Like most manufacturing processes, porosity is inherent to powder metallurgy. Porosity is only considered a defect if it is interconnected and creates a leak path can affect the part's structural integrity and performance. This blog discusses the four main reasons why vacuum impregnation is used to seal powder metallurgy leak paths.
Preventing Fluids or Gases from Leaking Under Pressure
If the leak paths are not sealed, then fluids or gases may leak from the part. Vacuum impregnation prevents fluids or gases from leaking by sealing the porosity and leak paths. The process does this without changing the powder metal component’s dimensional or functional characteristics
Plating operations submerge the parts in acid solutions. The residual acid can seep into the porosity, which causes corrosion. Sealing the components before plating eliminates the risk of internal corrosion.
Secondary machine operations, such as drilling, tapping, or cutting, are impaired as the voids between the particles cause tool chatter, reducing tool life and finish quality. Vacuum impregnation stabilizes and supports the individual powdered metal granules during machining. This improves machinability by making it more efficient, eliminating tool chatter, and improving the machined finish.

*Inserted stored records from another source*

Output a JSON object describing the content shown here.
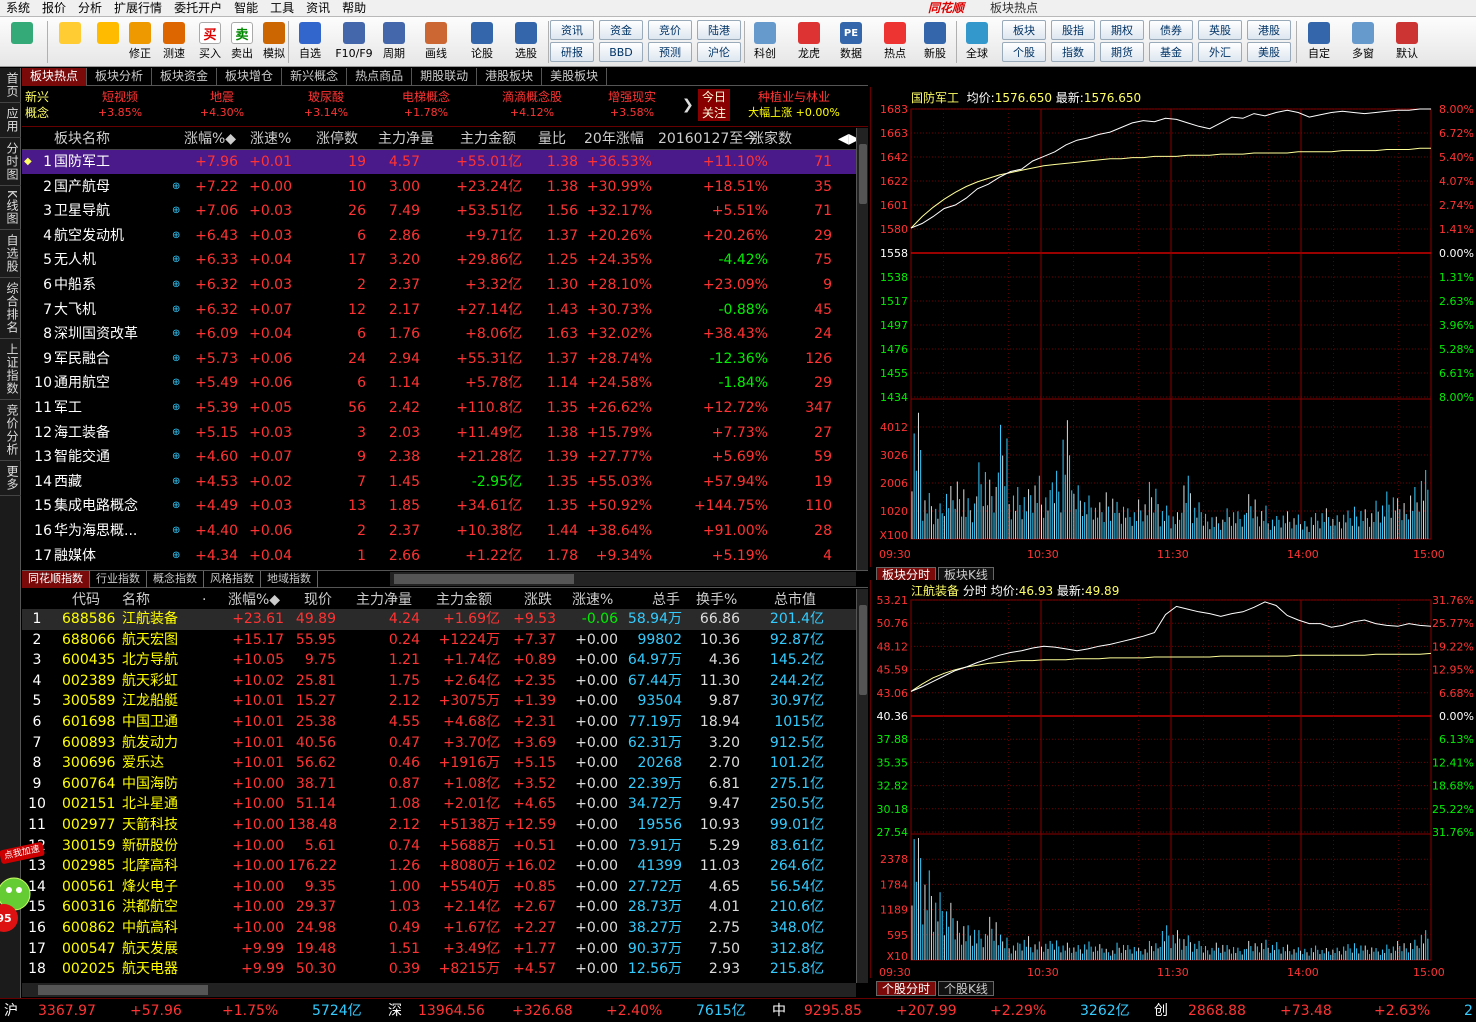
{
  "app": {
    "brand": "同花顺",
    "title": "板块热点"
  },
  "menu": [
    "系统",
    "报价",
    "分析",
    "扩展行情",
    "委托开户",
    "智能",
    "工具",
    "资讯",
    "帮助"
  ],
  "toolbar": {
    "big": [
      {
        "label": "",
        "icon": "grid-icon"
      },
      {
        "label": "",
        "icon": "back-icon"
      },
      {
        "label": "",
        "icon": "updown-icon"
      },
      {
        "label": "修正",
        "icon": "clock-icon"
      },
      {
        "label": "测速",
        "icon": "speed-icon"
      },
      {
        "label": "买入",
        "icon": "buy-icon",
        "glyph": "买"
      },
      {
        "label": "卖出",
        "icon": "sell-icon",
        "glyph": "卖"
      },
      {
        "label": "模拟",
        "icon": "hammer-icon"
      },
      {
        "label": "自选",
        "icon": "star-icon"
      },
      {
        "label": "F10/F9",
        "icon": "f10-icon"
      },
      {
        "label": "周期",
        "icon": "cycle-icon"
      },
      {
        "label": "画线",
        "icon": "pen-icon"
      },
      {
        "label": "论股",
        "icon": "forum-icon"
      },
      {
        "label": "选股",
        "icon": "pick-icon"
      }
    ],
    "grid1": [
      "资讯",
      "资金",
      "竞价",
      "陆港",
      "研报",
      "BBD",
      "预测",
      "沪伦"
    ],
    "mid": [
      {
        "label": "科创",
        "icon": "kechuang-icon"
      },
      {
        "label": "龙虎",
        "icon": "dragon-icon"
      },
      {
        "label": "数据",
        "icon": "pe-icon",
        "glyph": "PE"
      },
      {
        "label": "热点",
        "icon": "hot-icon"
      },
      {
        "label": "新股",
        "icon": "newstock-icon"
      },
      {
        "label": "全球",
        "icon": "globe-icon"
      }
    ],
    "grid2": [
      "板块",
      "股指",
      "期权",
      "债券",
      "英股",
      "港股",
      "个股",
      "指数",
      "期货",
      "基金",
      "外汇",
      "美股"
    ],
    "right": [
      {
        "label": "自定",
        "icon": "custom-icon"
      },
      {
        "label": "多窗",
        "icon": "multiwin-icon"
      },
      {
        "label": "默认",
        "icon": "home-icon"
      }
    ]
  },
  "leftnav": [
    "首页",
    "应用",
    "分时图",
    "K线图",
    "自选股",
    "综合排名",
    "上证指数",
    "竞价分析",
    "更多"
  ],
  "tabs_top": [
    "板块热点",
    "板块分析",
    "板块资金",
    "板块增仓",
    "新兴概念",
    "热点商品",
    "期股联动",
    "港股板块",
    "美股板块"
  ],
  "ticker": {
    "xinxing": "新兴概念",
    "items": [
      {
        "name": "短视频",
        "val": "+3.85%"
      },
      {
        "name": "地震",
        "val": "+4.30%"
      },
      {
        "name": "玻尿酸",
        "val": "+3.14%"
      },
      {
        "name": "电梯概念",
        "val": "+1.78%"
      },
      {
        "name": "滴滴概念股",
        "val": "+4.12%"
      },
      {
        "name": "增强现实",
        "val": "+3.58%"
      }
    ],
    "today": "今日关注",
    "focus_name": "种植业与林业",
    "focus_val": "大幅上涨 +0.00%"
  },
  "table1": {
    "headers": [
      "板块名称",
      "涨幅%◆",
      "涨速%",
      "涨停数",
      "主力净量",
      "主力金额",
      "量比",
      "20年涨幅",
      "20160127至今",
      "涨家数"
    ],
    "rows": [
      [
        "1",
        "国防军工",
        "+7.96",
        "+0.01",
        "19",
        "4.57",
        "+55.01亿",
        "1.38",
        "+36.53%",
        "+11.10%",
        "71"
      ],
      [
        "2",
        "国产航母",
        "+7.22",
        "+0.00",
        "10",
        "3.00",
        "+23.24亿",
        "1.38",
        "+30.99%",
        "+18.51%",
        "35"
      ],
      [
        "3",
        "卫星导航",
        "+7.06",
        "+0.03",
        "26",
        "7.49",
        "+53.51亿",
        "1.56",
        "+32.17%",
        "+5.51%",
        "71"
      ],
      [
        "4",
        "航空发动机",
        "+6.43",
        "+0.03",
        "6",
        "2.86",
        "+9.71亿",
        "1.37",
        "+20.26%",
        "+20.26%",
        "29"
      ],
      [
        "5",
        "无人机",
        "+6.33",
        "+0.04",
        "17",
        "3.20",
        "+29.86亿",
        "1.25",
        "+24.35%",
        "-4.42%",
        "75"
      ],
      [
        "6",
        "中船系",
        "+6.32",
        "+0.03",
        "2",
        "2.37",
        "+3.32亿",
        "1.30",
        "+28.10%",
        "+23.09%",
        "9"
      ],
      [
        "7",
        "大飞机",
        "+6.32",
        "+0.07",
        "12",
        "2.17",
        "+27.14亿",
        "1.43",
        "+30.73%",
        "-0.88%",
        "45"
      ],
      [
        "8",
        "深圳国资改革",
        "+6.09",
        "+0.04",
        "6",
        "1.76",
        "+8.06亿",
        "1.63",
        "+32.02%",
        "+38.43%",
        "24"
      ],
      [
        "9",
        "军民融合",
        "+5.73",
        "+0.06",
        "24",
        "2.94",
        "+55.31亿",
        "1.37",
        "+28.74%",
        "-12.36%",
        "126"
      ],
      [
        "10",
        "通用航空",
        "+5.49",
        "+0.06",
        "6",
        "1.14",
        "+5.78亿",
        "1.14",
        "+24.58%",
        "-1.84%",
        "29"
      ],
      [
        "11",
        "军工",
        "+5.39",
        "+0.05",
        "56",
        "2.42",
        "+110.8亿",
        "1.35",
        "+26.62%",
        "+12.72%",
        "347"
      ],
      [
        "12",
        "海工装备",
        "+5.15",
        "+0.03",
        "3",
        "2.03",
        "+11.49亿",
        "1.38",
        "+15.79%",
        "+7.73%",
        "27"
      ],
      [
        "13",
        "智能交通",
        "+4.60",
        "+0.07",
        "9",
        "2.38",
        "+21.28亿",
        "1.39",
        "+27.77%",
        "+5.69%",
        "59"
      ],
      [
        "14",
        "西藏",
        "+4.53",
        "+0.02",
        "7",
        "1.45",
        "-2.95亿",
        "1.35",
        "+55.03%",
        "+57.94%",
        "19"
      ],
      [
        "15",
        "集成电路概念",
        "+4.49",
        "+0.03",
        "13",
        "1.85",
        "+34.61亿",
        "1.35",
        "+50.92%",
        "+144.75%",
        "110"
      ],
      [
        "16",
        "华为海思概...",
        "+4.40",
        "+0.06",
        "2",
        "2.37",
        "+10.38亿",
        "1.44",
        "+38.64%",
        "+91.00%",
        "28"
      ],
      [
        "17",
        "融媒体",
        "+4.34",
        "+0.04",
        "1",
        "2.66",
        "+1.22亿",
        "1.78",
        "+9.34%",
        "+5.19%",
        "4"
      ]
    ]
  },
  "tabs_mid": [
    "同花顺指数",
    "行业指数",
    "概念指数",
    "风格指数",
    "地域指数"
  ],
  "table2": {
    "headers": [
      "代码",
      "名称",
      "·",
      "涨幅%◆",
      "现价",
      "主力净量",
      "主力金额",
      "涨跌",
      "涨速%",
      "总手",
      "换手%",
      "总市值"
    ],
    "rows": [
      [
        "1",
        "688586",
        "江航装备",
        "+23.61",
        "49.89",
        "4.24",
        "+1.69亿",
        "+9.53",
        "-0.06",
        "58.94万",
        "66.86",
        "201.4亿"
      ],
      [
        "2",
        "688066",
        "航天宏图",
        "+15.17",
        "55.95",
        "0.24",
        "+1224万",
        "+7.37",
        "+0.00",
        "99802",
        "10.36",
        "92.87亿"
      ],
      [
        "3",
        "600435",
        "北方导航",
        "+10.05",
        "9.75",
        "1.21",
        "+1.74亿",
        "+0.89",
        "+0.00",
        "64.97万",
        "4.36",
        "145.2亿"
      ],
      [
        "4",
        "002389",
        "航天彩虹",
        "+10.02",
        "25.81",
        "1.75",
        "+2.64亿",
        "+2.35",
        "+0.00",
        "67.44万",
        "11.30",
        "244.2亿"
      ],
      [
        "5",
        "300589",
        "江龙船艇",
        "+10.01",
        "15.27",
        "2.12",
        "+3075万",
        "+1.39",
        "+0.00",
        "93504",
        "9.87",
        "30.97亿"
      ],
      [
        "6",
        "601698",
        "中国卫通",
        "+10.01",
        "25.38",
        "4.55",
        "+4.68亿",
        "+2.31",
        "+0.00",
        "77.19万",
        "18.94",
        "1015亿"
      ],
      [
        "7",
        "600893",
        "航发动力",
        "+10.01",
        "40.56",
        "0.47",
        "+3.70亿",
        "+3.69",
        "+0.00",
        "62.31万",
        "3.20",
        "912.5亿"
      ],
      [
        "8",
        "300696",
        "爱乐达",
        "+10.01",
        "56.62",
        "0.46",
        "+1916万",
        "+5.15",
        "+0.00",
        "20268",
        "2.70",
        "101.2亿"
      ],
      [
        "9",
        "600764",
        "中国海防",
        "+10.00",
        "38.71",
        "0.87",
        "+1.08亿",
        "+3.52",
        "+0.00",
        "22.39万",
        "6.81",
        "275.1亿"
      ],
      [
        "10",
        "002151",
        "北斗星通",
        "+10.00",
        "51.14",
        "1.08",
        "+2.01亿",
        "+4.65",
        "+0.00",
        "34.72万",
        "9.47",
        "250.5亿"
      ],
      [
        "11",
        "002977",
        "天箭科技",
        "+10.00",
        "138.48",
        "2.12",
        "+5138万",
        "+12.59",
        "+0.00",
        "19556",
        "10.93",
        "99.01亿"
      ],
      [
        "12",
        "300159",
        "新研股份",
        "+10.00",
        "5.61",
        "0.74",
        "+5688万",
        "+0.51",
        "+0.00",
        "73.91万",
        "5.29",
        "83.61亿"
      ],
      [
        "13",
        "002985",
        "北摩高科",
        "+10.00",
        "176.22",
        "1.26",
        "+8080万",
        "+16.02",
        "+0.00",
        "41399",
        "11.03",
        "264.6亿"
      ],
      [
        "14",
        "000561",
        "烽火电子",
        "+10.00",
        "9.35",
        "1.00",
        "+5540万",
        "+0.85",
        "+0.00",
        "27.72万",
        "4.65",
        "56.54亿"
      ],
      [
        "15",
        "600316",
        "洪都航空",
        "+10.00",
        "29.37",
        "1.03",
        "+2.14亿",
        "+2.67",
        "+0.00",
        "28.73万",
        "4.01",
        "210.6亿"
      ],
      [
        "16",
        "600862",
        "中航高科",
        "+10.00",
        "24.98",
        "0.49",
        "+1.67亿",
        "+2.27",
        "+0.00",
        "38.27万",
        "2.75",
        "348.0亿"
      ],
      [
        "17",
        "000547",
        "航天发展",
        "+9.99",
        "19.48",
        "1.51",
        "+3.49亿",
        "+1.77",
        "+0.00",
        "90.37万",
        "7.50",
        "312.8亿"
      ],
      [
        "18",
        "002025",
        "航天电器",
        "+9.99",
        "50.30",
        "0.39",
        "+8215万",
        "+4.57",
        "+0.00",
        "12.56万",
        "2.93",
        "215.8亿"
      ]
    ]
  },
  "promo": {
    "text": "点我加速",
    "badge": "95"
  },
  "chart1": {
    "name": "国防军工",
    "avg_label": "均价:",
    "avg": "1576.650",
    "last_label": "最新:",
    "last": "1576.650",
    "price_ticks": [
      "1683",
      "1663",
      "1642",
      "1622",
      "1601",
      "1580",
      "1558",
      "1538",
      "1517",
      "1497",
      "1476",
      "1455",
      "1434"
    ],
    "pct_ticks": [
      "8.00%",
      "6.72%",
      "5.40%",
      "4.07%",
      "2.74%",
      "1.41%",
      "0.00%",
      "1.31%",
      "2.63%",
      "3.96%",
      "5.28%",
      "6.61%",
      "8.00%"
    ],
    "vol_ticks": [
      "4012",
      "3026",
      "2006",
      "1020"
    ],
    "vol_unit": "X100",
    "times": [
      "09:30",
      "10:30",
      "11:30",
      "14:00",
      "15:00"
    ],
    "tabs": [
      "板块分时",
      "板块K线"
    ],
    "prev_close": 1558,
    "range": [
      1434,
      1683
    ],
    "vol_max": 4500,
    "price_series": [
      1580,
      1584,
      1590,
      1597,
      1600,
      1606,
      1614,
      1618,
      1624,
      1629,
      1631,
      1638,
      1642,
      1646,
      1652,
      1656,
      1658,
      1661,
      1663,
      1667,
      1671,
      1673,
      1672,
      1675,
      1674,
      1671,
      1668,
      1666,
      1671,
      1676,
      1675,
      1679,
      1677,
      1680,
      1682,
      1680,
      1676,
      1678,
      1680,
      1681,
      1680,
      1679,
      1680,
      1681,
      1682,
      1682,
      1683,
      1683
    ],
    "avg_series": [
      1580,
      1590,
      1598,
      1605,
      1611,
      1616,
      1620,
      1623,
      1626,
      1628,
      1630,
      1632,
      1634,
      1635,
      1636,
      1637,
      1638,
      1639,
      1640,
      1640,
      1641,
      1641,
      1642,
      1642,
      1642,
      1643,
      1643,
      1643,
      1644,
      1644,
      1644,
      1645,
      1645,
      1645,
      1645,
      1646,
      1646,
      1646,
      1646,
      1647,
      1647,
      1647,
      1647,
      1648,
      1648,
      1648,
      1649,
      1649
    ],
    "vol_series": [
      3400,
      1200,
      900,
      1300,
      1600,
      1100,
      2000,
      1500,
      2800,
      1400,
      1300,
      1600,
      1200,
      1900,
      3200,
      1400,
      1100,
      900,
      1300,
      1000,
      800,
      1000,
      1400,
      900,
      700,
      1600,
      900,
      700,
      600,
      800,
      700,
      1100,
      900,
      600,
      700,
      600,
      500,
      700,
      800,
      600,
      700,
      900,
      800,
      1000,
      1200,
      1000,
      1400,
      1800
    ]
  },
  "chart2": {
    "name": "江航装备",
    "mode": "分时",
    "avg_label": "均价:",
    "avg": "46.93",
    "last_label": "最新:",
    "last": "49.89",
    "price_ticks": [
      "53.21",
      "50.76",
      "48.12",
      "45.59",
      "43.06",
      "40.36",
      "37.88",
      "35.35",
      "32.82",
      "30.18",
      "27.54"
    ],
    "pct_ticks": [
      "31.76%",
      "25.77%",
      "19.22%",
      "12.95%",
      "6.68%",
      "0.00%",
      "6.13%",
      "12.41%",
      "18.68%",
      "25.22%",
      "31.76%"
    ],
    "vol_ticks": [
      "2378",
      "1784",
      "1189",
      "595"
    ],
    "vol_unit": "X10",
    "times": [
      "09:30",
      "10:30",
      "11:30",
      "14:00",
      "15:00"
    ],
    "tabs": [
      "个股分时",
      "个股K线"
    ],
    "prev_close": 40.36,
    "range": [
      27.54,
      53.21
    ],
    "vol_max": 2600,
    "price_series": [
      43.1,
      43.6,
      44.2,
      44.8,
      45.4,
      45.8,
      46.3,
      46.7,
      47.1,
      47.4,
      47.6,
      47.9,
      48.1,
      48.0,
      47.8,
      47.6,
      47.8,
      48.1,
      48.3,
      48.6,
      48.9,
      49.2,
      49.6,
      51.6,
      52.5,
      52.2,
      51.9,
      51.7,
      51.4,
      51.7,
      51.9,
      52.4,
      53.0,
      52.6,
      51.5,
      51.0,
      50.6,
      50.6,
      50.2,
      50.4,
      50.8,
      51.0,
      50.6,
      50.4,
      50.3,
      50.6,
      50.4,
      50.3
    ],
    "avg_series": [
      43.1,
      43.9,
      44.6,
      45.1,
      45.5,
      45.8,
      46.0,
      46.2,
      46.3,
      46.4,
      46.5,
      46.5,
      46.6,
      46.6,
      46.6,
      46.7,
      46.7,
      46.7,
      46.8,
      46.8,
      46.8,
      46.8,
      46.9,
      46.9,
      46.9,
      46.9,
      46.9,
      46.9,
      47.0,
      47.0,
      47.0,
      47.0,
      47.0,
      47.0,
      47.0,
      47.1,
      47.1,
      47.1,
      47.1,
      47.1,
      47.1,
      47.1,
      47.2,
      47.2,
      47.2,
      47.2,
      47.2,
      47.3
    ],
    "vol_series": [
      2500,
      1500,
      1100,
      900,
      700,
      600,
      500,
      700,
      400,
      300,
      400,
      300,
      300,
      350,
      300,
      250,
      300,
      250,
      200,
      300,
      250,
      200,
      300,
      600,
      500,
      400,
      300,
      250,
      300,
      250,
      200,
      300,
      350,
      300,
      250,
      200,
      200,
      250,
      200,
      200,
      250,
      300,
      250,
      200,
      250,
      300,
      350,
      500
    ]
  },
  "statusbar": [
    {
      "ex": "沪",
      "val": "3367.97",
      "chg": "+57.96",
      "pct": "+1.75%",
      "amt": "5724亿"
    },
    {
      "ex": "深",
      "val": "13964.56",
      "chg": "+326.68",
      "pct": "+2.40%",
      "amt": "7615亿"
    },
    {
      "ex": "中",
      "val": "9295.85",
      "chg": "+207.99",
      "pct": "+2.29%",
      "amt": "3262亿"
    },
    {
      "ex": "创",
      "val": "2868.88",
      "chg": "+73.48",
      "pct": "+2.63%",
      "amt": "2"
    }
  ],
  "colors": {
    "up": "#ff3333",
    "down": "#00ee00",
    "sel1": "#4a1a8a",
    "grid": "#8b0000"
  }
}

Enhance Surface Finishing
Powder metal porosity absorbs oils, fluids, deburring fluids, pre-plating cleaners, and acids. If not sealed, fluids may bleed out and negatively affect the finish. Sealing the porosity before secondary finishes will eliminate any failure mode that could develop from bleed out of pretreatments.
Vacuum impregnation adds value to powdered metal components. The process eliminates failure modes caused by porosity, produces pressure tight parts, improves machinability, and meets surface finish/appearance requirements.